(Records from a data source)
++++

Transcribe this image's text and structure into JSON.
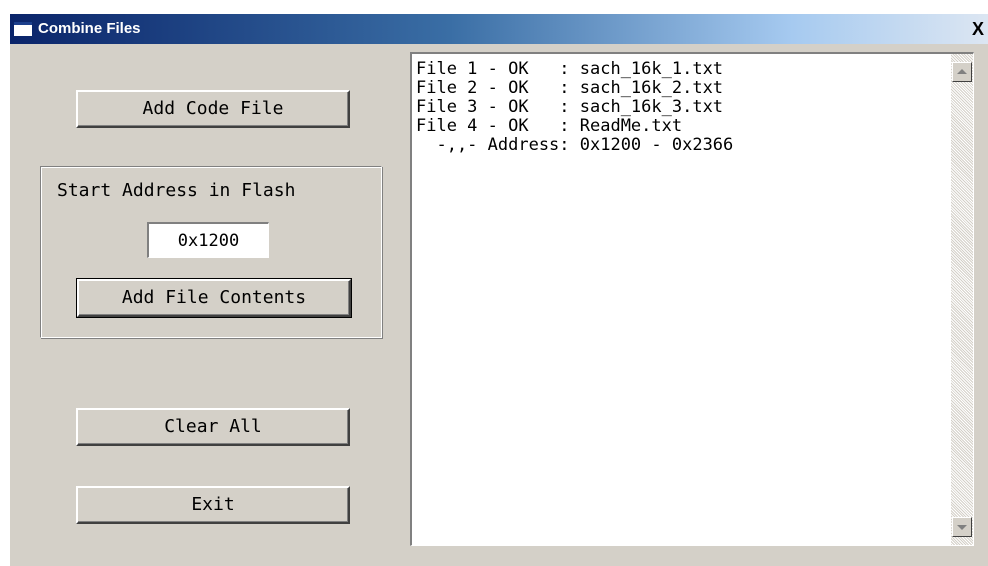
{
  "window": {
    "title": "Combine Files",
    "close_label": "X"
  },
  "buttons": {
    "add_code_file": "Add Code File",
    "add_file_contents": "Add File Contents",
    "clear_all": "Clear All",
    "exit": "Exit"
  },
  "start_address": {
    "label": "Start Address in Flash",
    "value": "0x1200"
  },
  "output_list": {
    "lines": [
      "File 1 - OK   : sach_16k_1.txt",
      "File 2 - OK   : sach_16k_2.txt",
      "File 3 - OK   : sach_16k_3.txt",
      "File 4 - OK   : ReadMe.txt",
      "  -,,- Address: 0x1200 - 0x2366"
    ]
  },
  "icons": {
    "window_icon": "window-icon",
    "close": "close-icon",
    "scroll_up": "scroll-up-arrow-icon",
    "scroll_down": "scroll-down-arrow-icon"
  },
  "colors": {
    "dialog_face": "#d4d0c8",
    "titlebar_start": "#0a246a",
    "titlebar_end": "#dce6f2",
    "list_background": "#ffffff"
  }
}
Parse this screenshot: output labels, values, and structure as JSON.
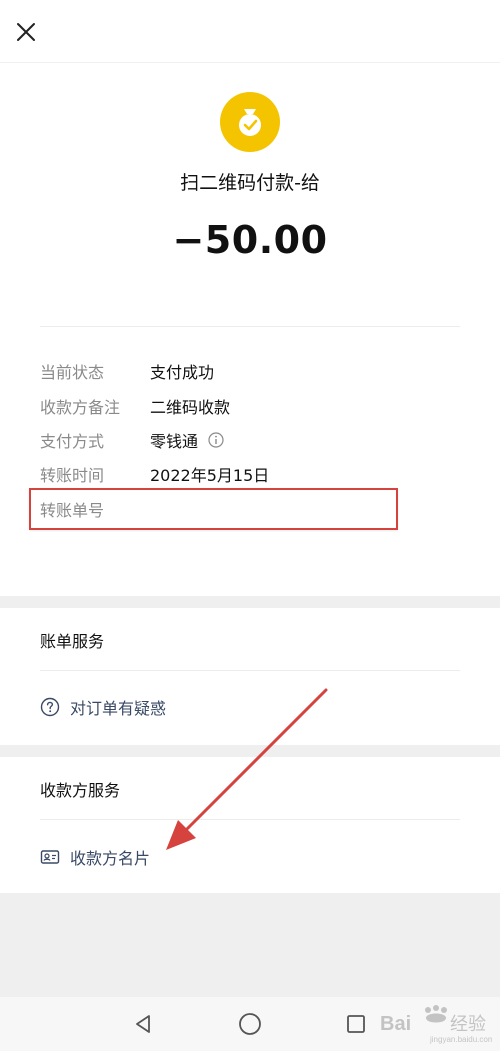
{
  "header": {
    "close_icon": "close-icon"
  },
  "summary": {
    "avatar_icon": "money-bag-check-icon",
    "avatar_color": "#f5c400",
    "title": "扫二维码付款-给",
    "amount": "−50.00"
  },
  "details": [
    {
      "label": "当前状态",
      "value": "支付成功"
    },
    {
      "label": "收款方备注",
      "value": "二维码收款"
    },
    {
      "label": "支付方式",
      "value": "零钱通"
    },
    {
      "label": "转账时间",
      "value": "2022年5月15日"
    },
    {
      "label": "转账单号",
      "value": ""
    }
  ],
  "annotation_color": "#d6433f",
  "bill_service": {
    "title": "账单服务",
    "link_label": "对订单有疑惑",
    "link_icon": "question-circle-icon"
  },
  "payee_service": {
    "title": "收款方服务",
    "link_label": "收款方名片",
    "link_icon": "contact-card-icon"
  },
  "nav": {
    "back_icon": "back-triangle-icon",
    "home_icon": "home-circle-icon",
    "recents_icon": "recents-square-icon"
  },
  "watermark": {
    "text": "Baidu经验",
    "subtext": "jingyan.baidu.com"
  }
}
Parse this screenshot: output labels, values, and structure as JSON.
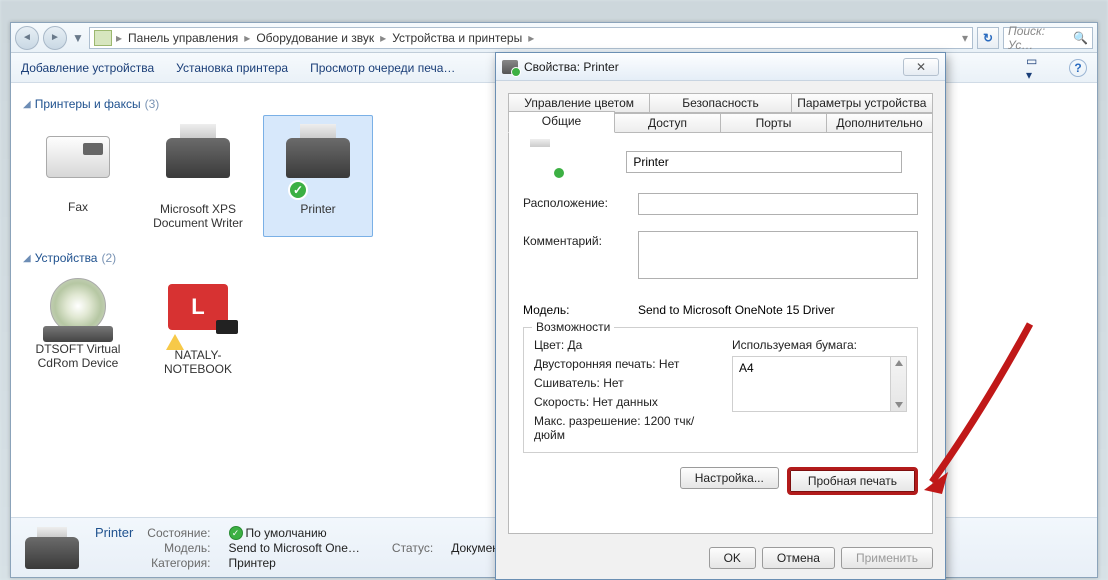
{
  "breadcrumb": {
    "seg1": "Панель управления",
    "seg2": "Оборудование и звук",
    "seg3": "Устройства и принтеры"
  },
  "search": {
    "placeholder": "Поиск: Ус…"
  },
  "cmdbar": {
    "add_device": "Добавление устройства",
    "add_printer": "Установка принтера",
    "view_queue": "Просмотр очереди печа…"
  },
  "groups": {
    "printers": {
      "title": "Принтеры и факсы",
      "count": "(3)"
    },
    "devices": {
      "title": "Устройства",
      "count": "(2)"
    }
  },
  "items": {
    "fax": "Fax",
    "xps": "Microsoft XPS Document Writer",
    "printer": "Printer",
    "dtsoft": "DTSOFT Virtual CdRom Device",
    "nataly": "NATALY-NOTEBOOK"
  },
  "details": {
    "title": "Printer",
    "state_k": "Состояние:",
    "state_v": "По умолчанию",
    "model_k": "Модель:",
    "model_v": "Send to Microsoft One…",
    "cat_k": "Категория:",
    "cat_v": "Принтер",
    "status_k": "Статус:",
    "status_v": "Документов…"
  },
  "dialog": {
    "title": "Свойства: Printer",
    "tabs_top": {
      "color": "Управление цветом",
      "security": "Безопасность",
      "device": "Параметры устройства"
    },
    "tabs_bot": {
      "general": "Общие",
      "sharing": "Доступ",
      "ports": "Порты",
      "advanced": "Дополнительно"
    },
    "name_value": "Printer",
    "location_label": "Расположение:",
    "comment_label": "Комментарий:",
    "model_label": "Модель:",
    "model_value": "Send to Microsoft OneNote 15 Driver",
    "caps_legend": "Возможности",
    "caps": {
      "color": "Цвет: Да",
      "duplex": "Двусторонняя печать: Нет",
      "stapler": "Сшиватель: Нет",
      "speed": "Скорость: Нет данных",
      "maxres": "Макс. разрешение: 1200 тчк/дюйм"
    },
    "paper_label": "Используемая бумага:",
    "paper_item": "A4",
    "btn_settings": "Настройка...",
    "btn_test": "Пробная печать",
    "btn_ok": "OK",
    "btn_cancel": "Отмена",
    "btn_apply": "Применить"
  }
}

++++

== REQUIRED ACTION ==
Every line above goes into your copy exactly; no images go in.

== TASK RESULT ==
Transcribe this image's text and structure into JSON.
{
  "window": {
    "title": "Combine Files",
    "close_label": "X"
  },
  "buttons": {
    "add_code_file": "Add Code File",
    "add_file_contents": "Add File Contents",
    "clear_all": "Clear All",
    "exit": "Exit"
  },
  "start_address": {
    "label": "Start Address in Flash",
    "value": "0x1200"
  },
  "output_list": {
    "lines": [
      "File 1 - OK   : sach_16k_1.txt",
      "File 2 - OK   : sach_16k_2.txt",
      "File 3 - OK   : sach_16k_3.txt",
      "File 4 - OK   : ReadMe.txt",
      "  -,,- Address: 0x1200 - 0x2366"
    ]
  },
  "icons": {
    "window_icon": "window-icon",
    "close": "close-icon",
    "scroll_up": "scroll-up-arrow-icon",
    "scroll_down": "scroll-down-arrow-icon"
  },
  "colors": {
    "dialog_face": "#d4d0c8",
    "titlebar_start": "#0a246a",
    "titlebar_end": "#dce6f2",
    "list_background": "#ffffff"
  }
}
Parse this screenshot: output labels, values, and structure as JSON.
{
  "header": {
    "close_icon": "close-icon"
  },
  "summary": {
    "avatar_icon": "money-bag-check-icon",
    "avatar_color": "#f5c400",
    "title": "扫二维码付款-给",
    "amount": "−50.00"
  },
  "details": [
    {
      "label": "当前状态",
      "value": "支付成功"
    },
    {
      "label": "收款方备注",
      "value": "二维码收款"
    },
    {
      "label": "支付方式",
      "value": "零钱通"
    },
    {
      "label": "转账时间",
      "value": "2022年5月15日"
    },
    {
      "label": "转账单号",
      "value": ""
    }
  ],
  "annotation_color": "#d6433f",
  "bill_service": {
    "title": "账单服务",
    "link_label": "对订单有疑惑",
    "link_icon": "question-circle-icon"
  },
  "payee_service": {
    "title": "收款方服务",
    "link_label": "收款方名片",
    "link_icon": "contact-card-icon"
  },
  "nav": {
    "back_icon": "back-triangle-icon",
    "home_icon": "home-circle-icon",
    "recents_icon": "recents-square-icon"
  },
  "watermark": {
    "text": "Baidu经验",
    "subtext": "jingyan.baidu.com"
  }
}
Parse this screenshot: output labels, values, and structure as JSON.
{
  "breadcrumb": {
    "seg1": "Панель управления",
    "seg2": "Оборудование и звук",
    "seg3": "Устройства и принтеры"
  },
  "search": {
    "placeholder": "Поиск: Ус…"
  },
  "cmdbar": {
    "add_device": "Добавление устройства",
    "add_printer": "Установка принтера",
    "view_queue": "Просмотр очереди печа…"
  },
  "groups": {
    "printers": {
      "title": "Принтеры и факсы",
      "count": "(3)"
    },
    "devices": {
      "title": "Устройства",
      "count": "(2)"
    }
  },
  "items": {
    "fax": "Fax",
    "xps": "Microsoft XPS Document Writer",
    "printer": "Printer",
    "dtsoft": "DTSOFT Virtual CdRom Device",
    "nataly": "NATALY-NOTEBOOK"
  },
  "details": {
    "title": "Printer",
    "state_k": "Состояние:",
    "state_v": "По умолчанию",
    "model_k": "Модель:",
    "model_v": "Send to Microsoft One…",
    "cat_k": "Категория:",
    "cat_v": "Принтер",
    "status_k": "Статус:",
    "status_v": "Документов…"
  },
  "dialog": {
    "title": "Свойства: Printer",
    "tabs_top": {
      "color": "Управление цветом",
      "security": "Безопасность",
      "device": "Параметры устройства"
    },
    "tabs_bot": {
      "general": "Общие",
      "sharing": "Доступ",
      "ports": "Порты",
      "advanced": "Дополнительно"
    },
    "name_value": "Printer",
    "location_label": "Расположение:",
    "comment_label": "Комментарий:",
    "model_label": "Модель:",
    "model_value": "Send to Microsoft OneNote 15 Driver",
    "caps_legend": "Возможности",
    "caps": {
      "color": "Цвет: Да",
      "duplex": "Двусторонняя печать: Нет",
      "stapler": "Сшиватель: Нет",
      "speed": "Скорость: Нет данных",
      "maxres": "Макс. разрешение: 1200 тчк/дюйм"
    },
    "paper_label": "Используемая бумага:",
    "paper_item": "A4",
    "btn_settings": "Настройка...",
    "btn_test": "Пробная печать",
    "btn_ok": "OK",
    "btn_cancel": "Отмена",
    "btn_apply": "Применить"
  }
}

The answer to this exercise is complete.